In Geneses Chapter 30 we learned about the birthing battle Rachel and Leah were having. They were fighting to see who could give Jacob the greatest number of sons. Jacob then decides to leave Laban and start his own house, but Laban is not going for this. I understand Jacob wanting to leave as he’s worked for Laban for many years in order to marry Rachel and Leah. When he leaves, he does so by tricking Laban with the breeding of goats and sheep. Science, however, proves Jacob’s breeding techniques impossible. Chapter 31 brings us Jacob fleeing from Laban.
“You know that I’ve worked for your father with all my strength, yet your father has cheated me by changing the wages ten times.” – Genesis 31:6-7
I only remember the changes of wages twice, but regardless, Jacob has a point here. By all accounts he has worked hard and met the deal he and Laban made.
“Then Rachel and Leah replied, ‘Do we still have any share in the inheritance of our father’s estate? Does he not regard us as foreigners? Not only has he sold us, but he has used up what was paid for us.’” – Genesis 31:14-15
The Bible makes it clear, through the words of Rachel and Leah, that women are nothing but property.
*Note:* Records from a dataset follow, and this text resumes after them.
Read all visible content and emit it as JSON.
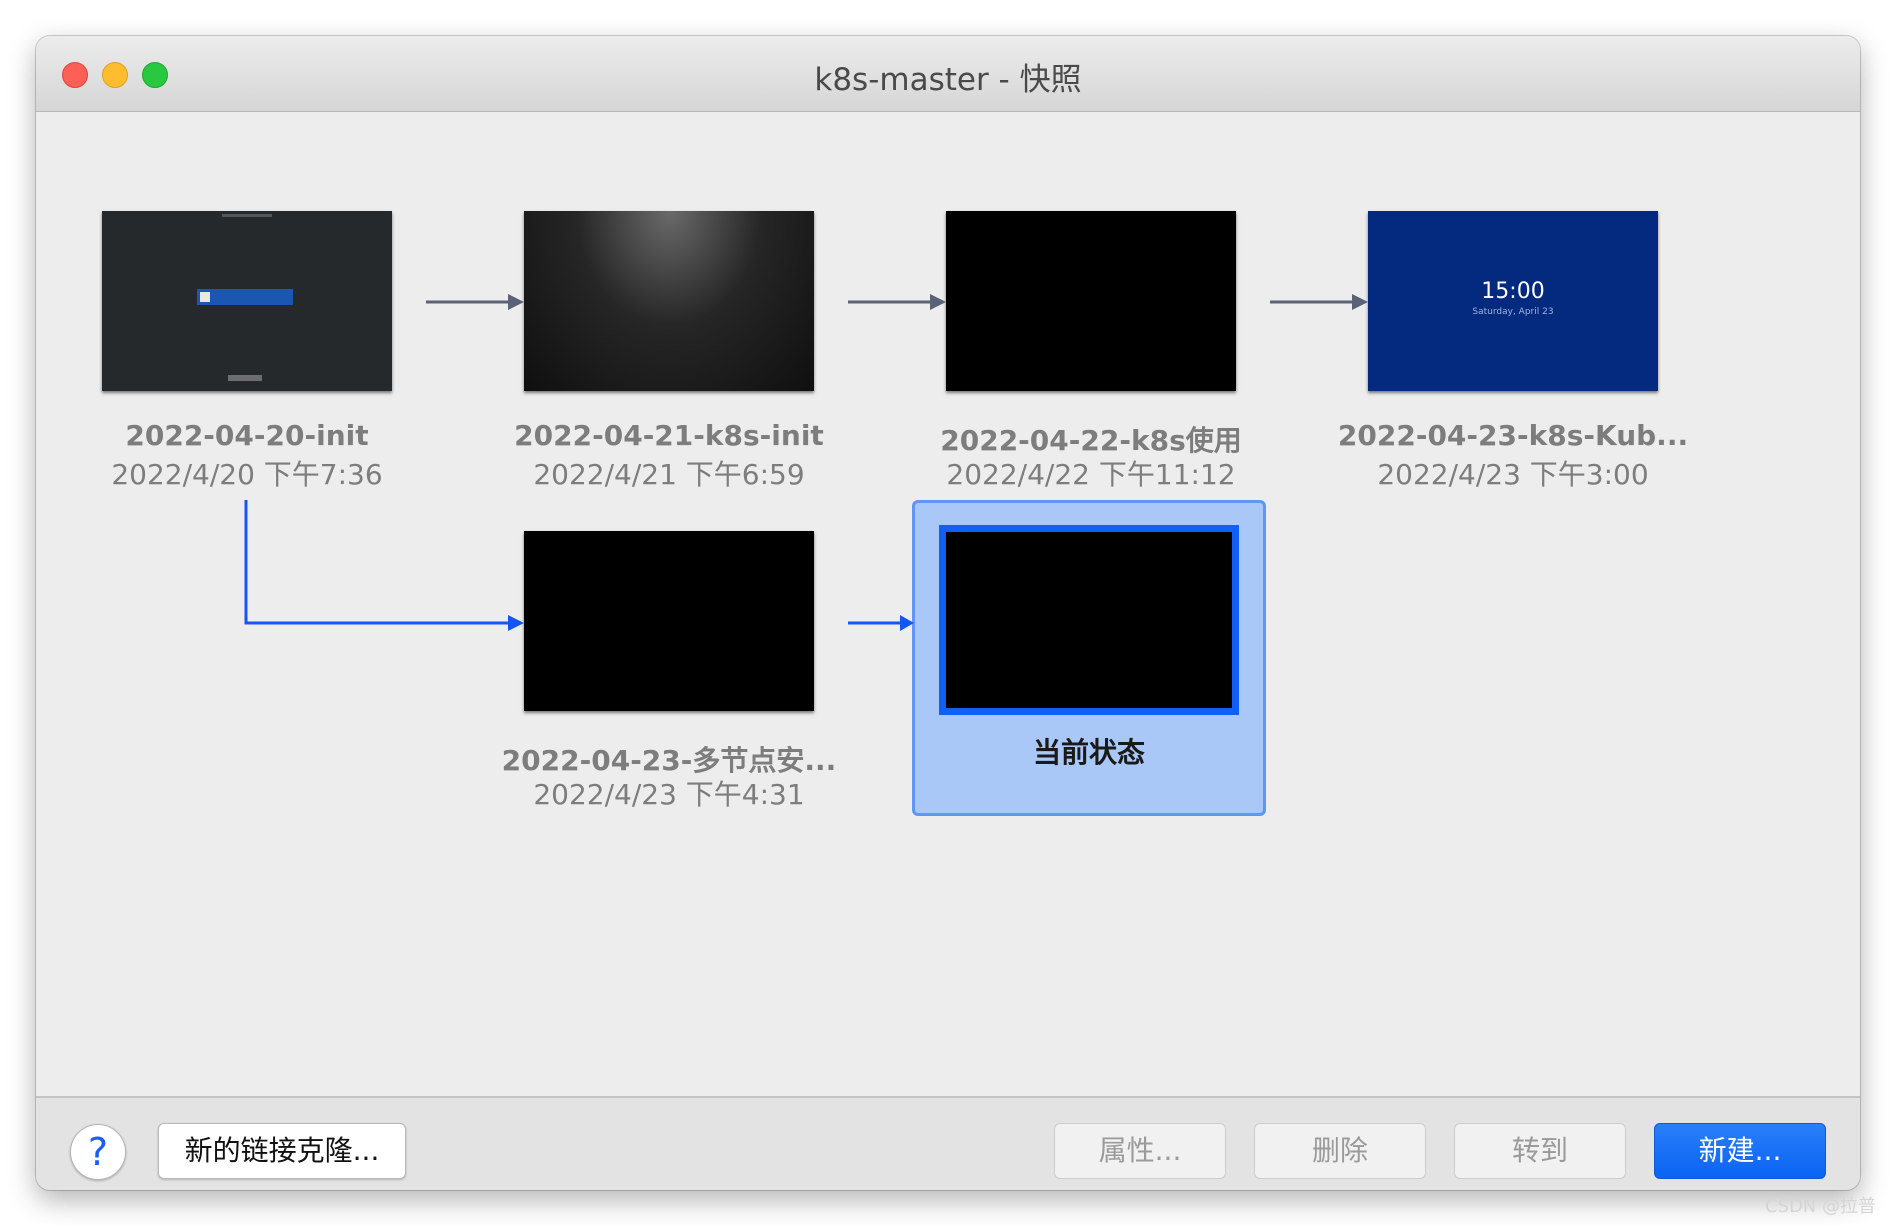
{
  "window": {
    "title": "k8s-master - 快照"
  },
  "snapshots": [
    {
      "name": "2022-04-20-init",
      "date": "2022/4/20 下午7:36",
      "thumb": "login-screen"
    },
    {
      "name": "2022-04-21-k8s-init",
      "date": "2022/4/21 下午6:59",
      "thumb": "moon-screen"
    },
    {
      "name": "2022-04-22-k8s使用",
      "date": "2022/4/22 下午11:12",
      "thumb": "black-screen"
    },
    {
      "name": "2022-04-23-k8s-Kub...",
      "date": "2022/4/23 下午3:00",
      "thumb": "lock-screen"
    },
    {
      "name": "2022-04-23-多节点安...",
      "date": "2022/4/23 下午4:31",
      "thumb": "black-screen"
    }
  ],
  "current": {
    "label": "当前状态"
  },
  "lockscreen": {
    "time": "15:00",
    "date": "Saturday, April 23"
  },
  "footer": {
    "help_label": "?",
    "linked_clone_label": "新的链接克隆...",
    "properties_label": "属性...",
    "delete_label": "删除",
    "goto_label": "转到",
    "new_label": "新建..."
  },
  "watermark": "CSDN @拉普",
  "colors": {
    "accent": "#1160f5",
    "selection_bg": "#a9c7f7",
    "arrow_gray": "#5a6275",
    "branch_blue": "#1556f2",
    "lockscreen_bg": "#042a7f"
  }
}
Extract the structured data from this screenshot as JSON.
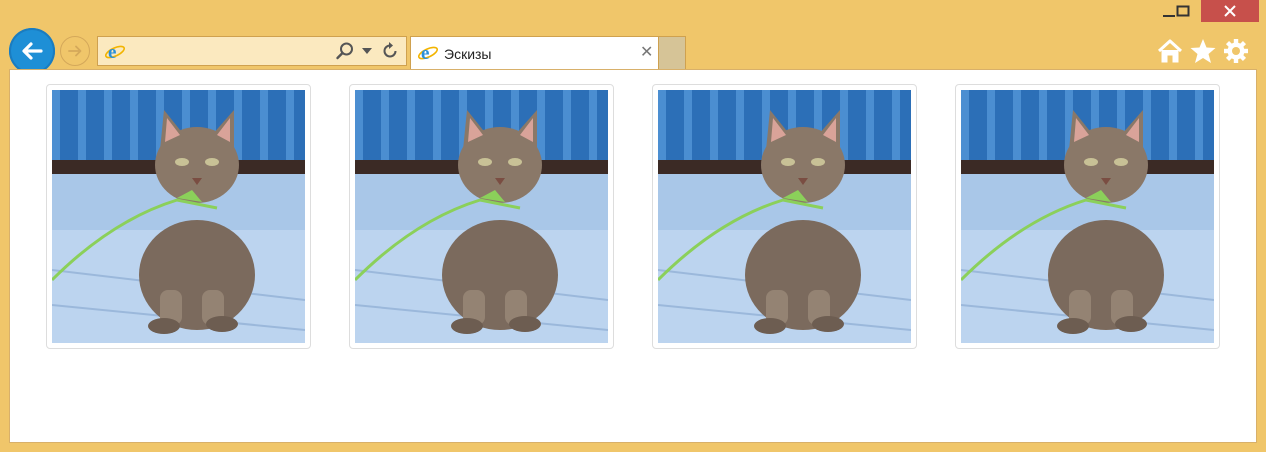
{
  "window": {
    "controls": [
      "minimize",
      "maximize",
      "close"
    ]
  },
  "toolbar": {
    "back_icon": "arrow-left-icon",
    "forward_icon": "arrow-right-icon",
    "address": {
      "value": "",
      "placeholder": ""
    },
    "right_icons": [
      "home-icon",
      "star-icon",
      "gear-icon"
    ]
  },
  "tab": {
    "title": "Эскизы",
    "close_label": "✕"
  },
  "page": {
    "thumbnails": [
      {
        "alt": "kitten-photo"
      },
      {
        "alt": "kitten-photo"
      },
      {
        "alt": "kitten-photo"
      },
      {
        "alt": "kitten-photo"
      }
    ]
  },
  "colors": {
    "frame": "#f0c66a",
    "close_button": "#c7504b",
    "back_button": "#1e8fd6",
    "address_bg": "#fbe9bf",
    "thumb_border": "#dddddd"
  }
}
They were SOLD by their father to Jacob. Either the words of the Bible are true, and the Bible condones women as property or the Bible is wrong, which makes you wonder what else in the Bible is wrong. Regardless, the Bible has a morality problem in this chapter.
Jacob flees with his family and Laban pursues him. Laban is upset that his household gods were stolen. Rachel stole them, but Jacob does not know this. Laban searches the tents, but can’t find the gods. Rachel is sitting on them, but makes the excuse that she can’t stand since she’s on her period (v. 35). A bit odd, but whatever.
“Jacob was angry and took Laban to task. ‘What is my crime?’” – Genesis 31:36
Again, I have to side with Jacob. Jacob really believes he’s done no crime since he is not aware of Rachel’s crime. Jacob and Laban get together and make a truce of peace with each other.
Other than the verse on Rachel and Leah being sold, there’s not much I can complain about in this chapter. Jacob’s actions seem justified, as do Laban’s. The Bible isn’t a book of total nonsense, although much of it is. There are chapters here and there that make sense, or at the very least, don’t deliver nonsense to the reader. This is one of those chapters.
Coming Soon: Genesis – Chapter 32: Jacob Prepares to Meet Esau